Below is a listing; reproduce each line of it exactly.

**Data supplied**
┄┄┄┄┄┄
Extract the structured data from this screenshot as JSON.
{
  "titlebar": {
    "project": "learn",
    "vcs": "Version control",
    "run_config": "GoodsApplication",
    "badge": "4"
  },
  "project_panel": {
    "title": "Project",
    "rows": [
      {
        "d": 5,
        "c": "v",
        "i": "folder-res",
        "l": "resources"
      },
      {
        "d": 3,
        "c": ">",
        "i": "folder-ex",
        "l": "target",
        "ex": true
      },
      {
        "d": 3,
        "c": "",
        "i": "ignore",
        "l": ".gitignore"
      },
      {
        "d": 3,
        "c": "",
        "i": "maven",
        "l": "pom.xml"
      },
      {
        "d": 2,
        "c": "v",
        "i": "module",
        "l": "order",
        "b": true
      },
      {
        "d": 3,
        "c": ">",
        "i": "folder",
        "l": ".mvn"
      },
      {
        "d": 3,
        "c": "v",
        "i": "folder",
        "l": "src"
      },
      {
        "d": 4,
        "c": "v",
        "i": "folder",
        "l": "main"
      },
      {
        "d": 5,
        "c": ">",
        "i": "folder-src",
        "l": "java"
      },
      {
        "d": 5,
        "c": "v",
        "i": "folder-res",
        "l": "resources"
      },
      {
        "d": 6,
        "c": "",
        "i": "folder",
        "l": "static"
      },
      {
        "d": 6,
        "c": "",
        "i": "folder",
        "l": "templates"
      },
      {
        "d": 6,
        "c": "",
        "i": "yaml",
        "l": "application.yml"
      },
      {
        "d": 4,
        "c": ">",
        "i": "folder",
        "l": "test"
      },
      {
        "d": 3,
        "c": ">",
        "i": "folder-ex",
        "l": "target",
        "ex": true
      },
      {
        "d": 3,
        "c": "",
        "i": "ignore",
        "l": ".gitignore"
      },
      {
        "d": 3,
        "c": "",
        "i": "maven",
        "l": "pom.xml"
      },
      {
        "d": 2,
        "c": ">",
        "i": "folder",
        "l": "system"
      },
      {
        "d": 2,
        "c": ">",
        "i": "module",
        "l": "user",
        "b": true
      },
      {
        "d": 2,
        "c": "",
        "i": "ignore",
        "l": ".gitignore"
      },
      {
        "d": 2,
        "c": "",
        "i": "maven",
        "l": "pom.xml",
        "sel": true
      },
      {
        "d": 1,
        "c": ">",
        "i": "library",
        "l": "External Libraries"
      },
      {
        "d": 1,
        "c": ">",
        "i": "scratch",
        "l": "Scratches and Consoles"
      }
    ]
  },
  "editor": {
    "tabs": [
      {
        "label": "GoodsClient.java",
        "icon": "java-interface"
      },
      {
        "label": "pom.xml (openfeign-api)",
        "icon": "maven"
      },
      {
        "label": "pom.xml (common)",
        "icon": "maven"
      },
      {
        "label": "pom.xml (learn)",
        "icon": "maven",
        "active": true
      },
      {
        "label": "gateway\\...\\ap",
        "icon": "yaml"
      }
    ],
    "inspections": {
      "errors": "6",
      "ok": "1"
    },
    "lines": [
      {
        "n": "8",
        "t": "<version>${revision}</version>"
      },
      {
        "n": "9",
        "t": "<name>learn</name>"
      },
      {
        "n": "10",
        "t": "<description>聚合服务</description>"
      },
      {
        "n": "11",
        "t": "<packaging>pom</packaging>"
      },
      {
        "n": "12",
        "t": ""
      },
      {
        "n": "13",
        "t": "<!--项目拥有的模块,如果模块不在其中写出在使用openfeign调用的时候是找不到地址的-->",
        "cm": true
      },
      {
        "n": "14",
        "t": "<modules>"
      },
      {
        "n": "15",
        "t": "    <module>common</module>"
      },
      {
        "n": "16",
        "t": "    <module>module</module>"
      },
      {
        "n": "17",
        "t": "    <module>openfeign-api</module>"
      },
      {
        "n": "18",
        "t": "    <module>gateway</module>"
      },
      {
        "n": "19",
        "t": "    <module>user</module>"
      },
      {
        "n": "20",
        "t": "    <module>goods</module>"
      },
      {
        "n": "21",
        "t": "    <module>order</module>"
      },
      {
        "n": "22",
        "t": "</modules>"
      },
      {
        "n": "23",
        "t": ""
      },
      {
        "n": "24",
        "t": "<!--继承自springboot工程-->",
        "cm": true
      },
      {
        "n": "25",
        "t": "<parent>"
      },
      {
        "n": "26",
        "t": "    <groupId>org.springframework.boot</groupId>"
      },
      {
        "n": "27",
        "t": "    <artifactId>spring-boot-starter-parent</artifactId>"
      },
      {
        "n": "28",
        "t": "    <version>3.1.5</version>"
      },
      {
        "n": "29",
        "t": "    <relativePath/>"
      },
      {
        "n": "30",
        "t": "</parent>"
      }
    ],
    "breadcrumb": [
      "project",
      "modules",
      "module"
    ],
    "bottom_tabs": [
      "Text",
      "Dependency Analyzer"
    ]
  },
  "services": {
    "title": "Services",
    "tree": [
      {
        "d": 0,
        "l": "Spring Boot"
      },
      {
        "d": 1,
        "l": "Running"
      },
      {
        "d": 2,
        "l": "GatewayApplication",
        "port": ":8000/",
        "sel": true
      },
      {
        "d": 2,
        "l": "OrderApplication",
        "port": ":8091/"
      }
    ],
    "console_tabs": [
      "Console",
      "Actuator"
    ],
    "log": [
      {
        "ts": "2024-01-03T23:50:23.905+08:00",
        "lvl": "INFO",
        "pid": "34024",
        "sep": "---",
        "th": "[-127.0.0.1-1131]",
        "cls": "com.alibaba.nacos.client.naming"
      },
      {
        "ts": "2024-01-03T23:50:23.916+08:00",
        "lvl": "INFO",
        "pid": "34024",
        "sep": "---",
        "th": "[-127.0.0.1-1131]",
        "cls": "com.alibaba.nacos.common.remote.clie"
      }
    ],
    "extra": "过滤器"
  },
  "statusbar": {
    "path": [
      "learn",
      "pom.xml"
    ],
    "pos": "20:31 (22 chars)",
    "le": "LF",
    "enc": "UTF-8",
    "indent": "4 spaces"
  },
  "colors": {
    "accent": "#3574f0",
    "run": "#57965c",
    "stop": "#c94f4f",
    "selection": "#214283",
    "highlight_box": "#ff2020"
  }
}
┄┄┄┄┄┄
**Response area**
Extract the structured data from this screenshot as JSON.
{
  "titlebar": {
    "project": "learn",
    "vcs": "Version control",
    "run_config": "GoodsApplication",
    "badge": "4"
  },
  "project_panel": {
    "title": "Project",
    "rows": [
      {
        "d": 5,
        "c": "v",
        "i": "folder-res",
        "l": "resources"
      },
      {
        "d": 3,
        "c": ">",
        "i": "folder-ex",
        "l": "target",
        "ex": true
      },
      {
        "d": 3,
        "c": "",
        "i": "ignore",
        "l": ".gitignore"
      },
      {
        "d": 3,
        "c": "",
        "i": "maven",
        "l": "pom.xml"
      },
      {
        "d": 2,
        "c": "v",
        "i": "module",
        "l": "order",
        "b": true
      },
      {
        "d": 3,
        "c": ">",
        "i": "folder",
        "l": ".mvn"
      },
      {
        "d": 3,
        "c": "v",
        "i": "folder",
        "l": "src"
      },
      {
        "d": 4,
        "c": "v",
        "i": "folder",
        "l": "main"
      },
      {
        "d": 5,
        "c": ">",
        "i": "folder-src",
        "l": "java"
      },
      {
        "d": 5,
        "c": "v",
        "i": "folder-res",
        "l": "resources"
      },
      {
        "d": 6,
        "c": "",
        "i": "folder",
        "l": "static"
      },
      {
        "d": 6,
        "c": "",
        "i": "folder",
        "l": "templates"
      },
      {
        "d": 6,
        "c": "",
        "i": "yaml",
        "l": "application.yml"
      },
      {
        "d": 4,
        "c": ">",
        "i": "folder",
        "l": "test"
      },
      {
        "d": 3,
        "c": ">",
        "i": "folder-ex",
        "l": "target",
        "ex": true
      },
      {
        "d": 3,
        "c": "",
        "i": "ignore",
        "l": ".gitignore"
      },
      {
        "d": 3,
        "c": "",
        "i": "maven",
        "l": "pom.xml"
      },
      {
        "d": 2,
        "c": ">",
        "i": "folder",
        "l": "system"
      },
      {
        "d": 2,
        "c": ">",
        "i": "module",
        "l": "user",
        "b": true
      },
      {
        "d": 2,
        "c": "",
        "i": "ignore",
        "l": ".gitignore"
      },
      {
        "d": 2,
        "c": "",
        "i": "maven",
        "l": "pom.xml",
        "sel": true
      },
      {
        "d": 1,
        "c": ">",
        "i": "library",
        "l": "External Libraries"
      },
      {
        "d": 1,
        "c": ">",
        "i": "scratch",
        "l": "Scratches and Consoles"
      }
    ]
  },
  "editor": {
    "tabs": [
      {
        "label": "GoodsClient.java",
        "icon": "java-interface"
      },
      {
        "label": "pom.xml (openfeign-api)",
        "icon": "maven"
      },
      {
        "label": "pom.xml (common)",
        "icon": "maven"
      },
      {
        "label": "pom.xml (learn)",
        "icon": "maven",
        "active": true
      },
      {
        "label": "gateway\\...\\ap",
        "icon": "yaml"
      }
    ],
    "inspections": {
      "errors": "6",
      "ok": "1"
    },
    "lines": [
      {
        "n": "8",
        "t": "<version>${revision}</version>"
      },
      {
        "n": "9",
        "t": "<name>learn</name>"
      },
      {
        "n": "10",
        "t": "<description>聚合服务</description>"
      },
      {
        "n": "11",
        "t": "<packaging>pom</packaging>"
      },
      {
        "n": "12",
        "t": ""
      },
      {
        "n": "13",
        "t": "<!--项目拥有的模块,如果模块不在其中写出在使用openfeign调用的时候是找不到地址的-->",
        "cm": true
      },
      {
        "n": "14",
        "t": "<modules>"
      },
      {
        "n": "15",
        "t": "    <module>common</module>"
      },
      {
        "n": "16",
        "t": "    <module>module</module>"
      },
      {
        "n": "17",
        "t": "    <module>openfeign-api</module>"
      },
      {
        "n": "18",
        "t": "    <module>gateway</module>"
      },
      {
        "n": "19",
        "t": "    <module>user</module>"
      },
      {
        "n": "20",
        "t": "    <module>goods</module>"
      },
      {
        "n": "21",
        "t": "    <module>order</module>"
      },
      {
        "n": "22",
        "t": "</modules>"
      },
      {
        "n": "23",
        "t": ""
      },
      {
        "n": "24",
        "t": "<!--继承自springboot工程-->",
        "cm": true
      },
      {
        "n": "25",
        "t": "<parent>"
      },
      {
        "n": "26",
        "t": "    <groupId>org.springframework.boot</groupId>"
      },
      {
        "n": "27",
        "t": "    <artifactId>spring-boot-starter-parent</artifactId>"
      },
      {
        "n": "28",
        "t": "    <version>3.1.5</version>"
      },
      {
        "n": "29",
        "t": "    <relativePath/>"
      },
      {
        "n": "30",
        "t": "</parent>"
      }
    ],
    "breadcrumb": [
      "project",
      "modules",
      "module"
    ],
    "bottom_tabs": [
      "Text",
      "Dependency Analyzer"
    ]
  },
  "services": {
    "title": "Services",
    "tree": [
      {
        "d": 0,
        "l": "Spring Boot"
      },
      {
        "d": 1,
        "l": "Running"
      },
      {
        "d": 2,
        "l": "GatewayApplication",
        "port": ":8000/",
        "sel": true
      },
      {
        "d": 2,
        "l": "OrderApplication",
        "port": ":8091/"
      }
    ],
    "console_tabs": [
      "Console",
      "Actuator"
    ],
    "log": [
      {
        "ts": "2024-01-03T23:50:23.905+08:00",
        "lvl": "INFO",
        "pid": "34024",
        "sep": "---",
        "th": "[-127.0.0.1-1131]",
        "cls": "com.alibaba.nacos.client.naming"
      },
      {
        "ts": "2024-01-03T23:50:23.916+08:00",
        "lvl": "INFO",
        "pid": "34024",
        "sep": "---",
        "th": "[-127.0.0.1-1131]",
        "cls": "com.alibaba.nacos.common.remote.clie"
      }
    ],
    "extra": "过滤器"
  },
  "statusbar": {
    "path": [
      "learn",
      "pom.xml"
    ],
    "pos": "20:31 (22 chars)",
    "le": "LF",
    "enc": "UTF-8",
    "indent": "4 spaces"
  },
  "colors": {
    "accent": "#3574f0",
    "run": "#57965c",
    "stop": "#c94f4f",
    "selection": "#214283",
    "highlight_box": "#ff2020"
  }
}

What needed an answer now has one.